---- Listed entries
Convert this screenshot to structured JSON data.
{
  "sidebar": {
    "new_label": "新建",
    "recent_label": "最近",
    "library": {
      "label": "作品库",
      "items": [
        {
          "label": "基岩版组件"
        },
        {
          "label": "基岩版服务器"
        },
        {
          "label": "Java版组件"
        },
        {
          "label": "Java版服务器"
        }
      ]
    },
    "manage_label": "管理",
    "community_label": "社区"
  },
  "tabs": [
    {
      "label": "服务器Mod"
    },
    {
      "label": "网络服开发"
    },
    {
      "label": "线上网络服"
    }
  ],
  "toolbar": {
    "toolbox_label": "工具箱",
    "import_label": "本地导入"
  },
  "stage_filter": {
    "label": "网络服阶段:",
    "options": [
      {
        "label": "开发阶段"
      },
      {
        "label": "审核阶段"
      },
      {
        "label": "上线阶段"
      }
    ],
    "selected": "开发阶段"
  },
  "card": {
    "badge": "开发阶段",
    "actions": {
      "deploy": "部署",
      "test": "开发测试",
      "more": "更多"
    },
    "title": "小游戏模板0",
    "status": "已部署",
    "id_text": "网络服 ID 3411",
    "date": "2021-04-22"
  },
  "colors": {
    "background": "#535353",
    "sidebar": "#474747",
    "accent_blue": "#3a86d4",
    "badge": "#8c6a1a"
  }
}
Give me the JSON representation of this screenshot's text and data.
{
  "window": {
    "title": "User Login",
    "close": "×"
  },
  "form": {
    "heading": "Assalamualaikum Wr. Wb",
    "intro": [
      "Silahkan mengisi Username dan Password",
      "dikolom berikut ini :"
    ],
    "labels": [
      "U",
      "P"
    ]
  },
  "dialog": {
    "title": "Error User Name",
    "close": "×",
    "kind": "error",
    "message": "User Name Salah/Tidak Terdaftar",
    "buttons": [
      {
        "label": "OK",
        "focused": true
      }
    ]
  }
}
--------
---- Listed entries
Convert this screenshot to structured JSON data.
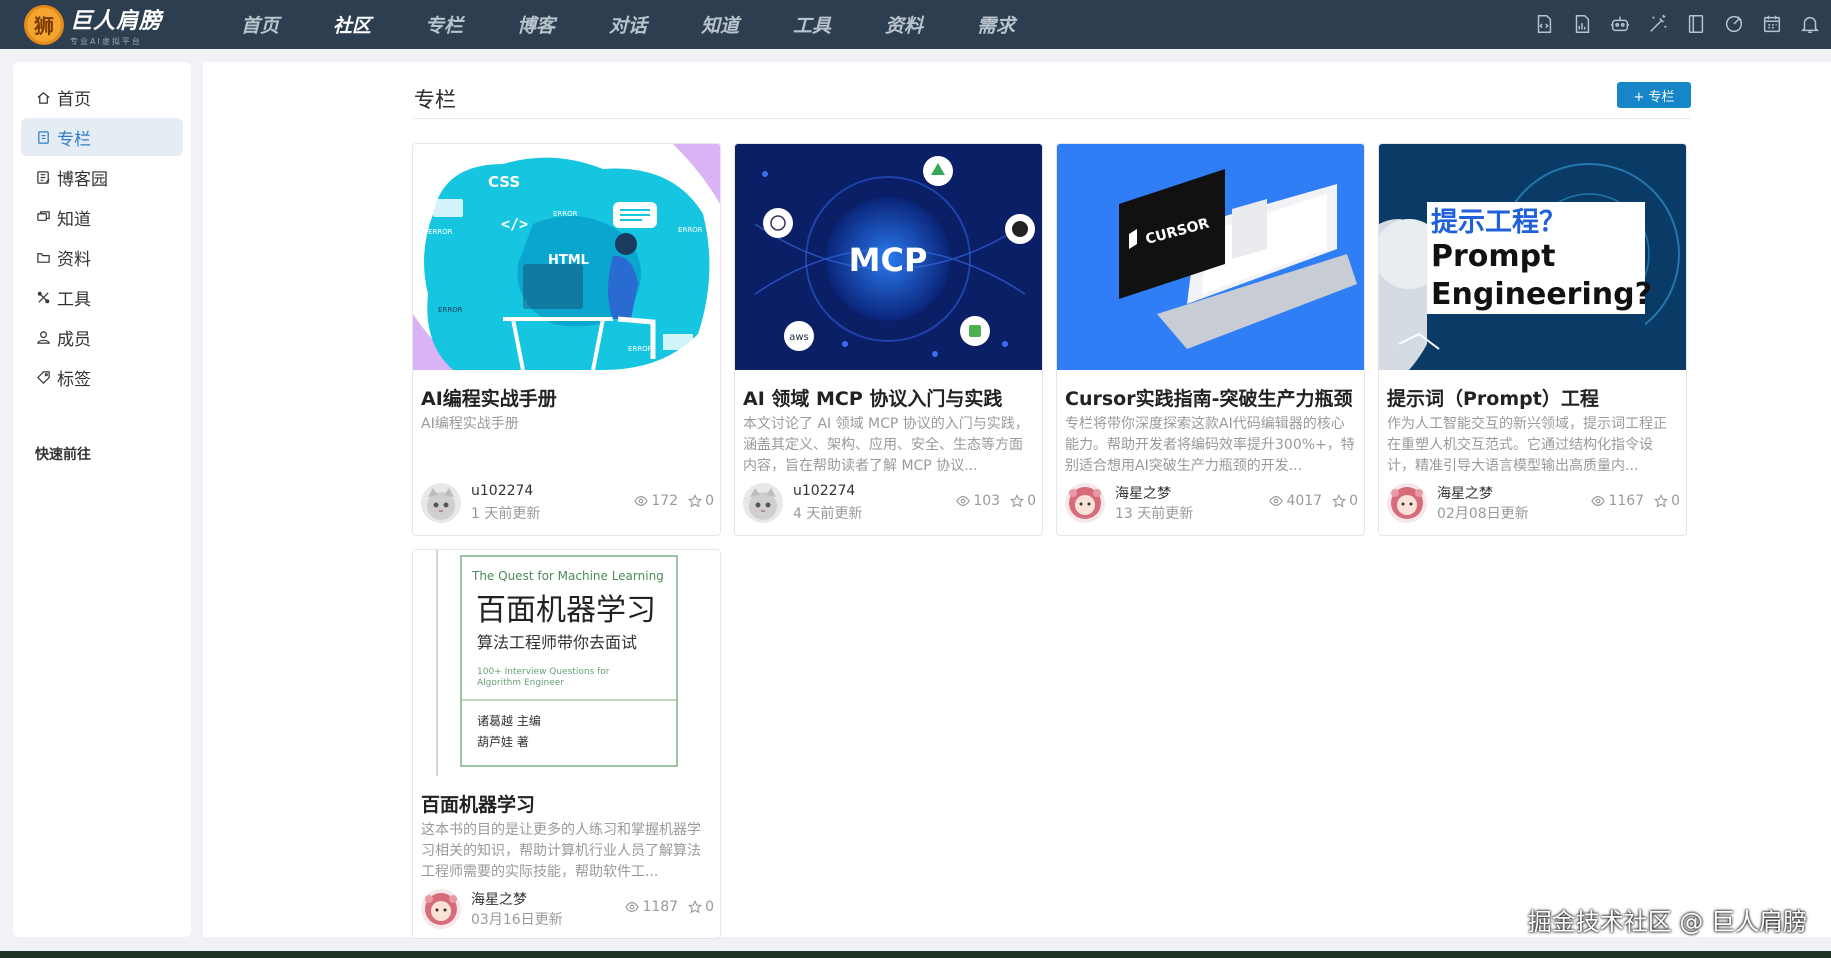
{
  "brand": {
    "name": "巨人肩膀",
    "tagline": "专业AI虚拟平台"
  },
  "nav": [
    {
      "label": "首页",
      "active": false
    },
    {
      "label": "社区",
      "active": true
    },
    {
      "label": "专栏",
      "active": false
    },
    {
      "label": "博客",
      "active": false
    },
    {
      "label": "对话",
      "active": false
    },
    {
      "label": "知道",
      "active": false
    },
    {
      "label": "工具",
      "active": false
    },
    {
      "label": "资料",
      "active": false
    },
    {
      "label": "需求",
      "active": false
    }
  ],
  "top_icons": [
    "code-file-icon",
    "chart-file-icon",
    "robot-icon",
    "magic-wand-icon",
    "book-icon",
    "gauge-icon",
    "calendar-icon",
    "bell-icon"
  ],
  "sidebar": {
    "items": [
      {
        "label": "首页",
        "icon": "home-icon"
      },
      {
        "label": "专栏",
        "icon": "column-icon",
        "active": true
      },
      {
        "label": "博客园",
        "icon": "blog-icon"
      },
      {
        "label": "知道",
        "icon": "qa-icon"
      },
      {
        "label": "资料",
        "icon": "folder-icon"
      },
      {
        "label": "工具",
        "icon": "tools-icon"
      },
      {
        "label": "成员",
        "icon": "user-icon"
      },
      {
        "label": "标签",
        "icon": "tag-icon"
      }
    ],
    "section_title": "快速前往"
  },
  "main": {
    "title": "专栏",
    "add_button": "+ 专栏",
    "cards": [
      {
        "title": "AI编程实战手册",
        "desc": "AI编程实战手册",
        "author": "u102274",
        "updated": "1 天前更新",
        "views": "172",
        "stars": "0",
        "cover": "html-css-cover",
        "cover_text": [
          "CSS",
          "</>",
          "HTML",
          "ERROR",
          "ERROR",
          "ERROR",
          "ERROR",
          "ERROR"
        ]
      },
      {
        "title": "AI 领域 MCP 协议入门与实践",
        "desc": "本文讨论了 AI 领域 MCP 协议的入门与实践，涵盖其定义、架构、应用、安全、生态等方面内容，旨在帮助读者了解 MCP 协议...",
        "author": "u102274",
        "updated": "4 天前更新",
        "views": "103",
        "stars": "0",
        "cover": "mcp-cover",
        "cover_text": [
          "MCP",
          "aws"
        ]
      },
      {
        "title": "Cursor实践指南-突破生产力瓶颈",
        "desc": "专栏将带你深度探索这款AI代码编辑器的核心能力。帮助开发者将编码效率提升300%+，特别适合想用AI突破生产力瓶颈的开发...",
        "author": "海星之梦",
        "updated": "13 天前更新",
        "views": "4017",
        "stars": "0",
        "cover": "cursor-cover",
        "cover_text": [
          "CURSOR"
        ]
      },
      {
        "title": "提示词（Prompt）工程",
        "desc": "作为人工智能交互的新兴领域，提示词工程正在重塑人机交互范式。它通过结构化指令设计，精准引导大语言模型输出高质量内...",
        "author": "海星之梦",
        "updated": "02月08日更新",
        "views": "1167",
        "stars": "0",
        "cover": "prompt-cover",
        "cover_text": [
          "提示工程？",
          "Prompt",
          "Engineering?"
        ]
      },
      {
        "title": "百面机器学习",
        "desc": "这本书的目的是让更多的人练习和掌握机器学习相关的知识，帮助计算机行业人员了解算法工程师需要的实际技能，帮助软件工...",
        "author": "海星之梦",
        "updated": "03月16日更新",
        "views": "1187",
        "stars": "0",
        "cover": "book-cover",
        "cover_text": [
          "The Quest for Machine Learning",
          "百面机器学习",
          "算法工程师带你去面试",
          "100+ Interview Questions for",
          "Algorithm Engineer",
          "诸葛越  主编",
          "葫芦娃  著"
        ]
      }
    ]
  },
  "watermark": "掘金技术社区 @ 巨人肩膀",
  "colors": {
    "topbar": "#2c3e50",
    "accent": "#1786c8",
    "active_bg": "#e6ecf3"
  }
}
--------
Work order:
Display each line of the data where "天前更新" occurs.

Reply to the exercise:
        "updated": "1 天前更新",
        "updated": "4 天前更新",
        "updated": "13 天前更新",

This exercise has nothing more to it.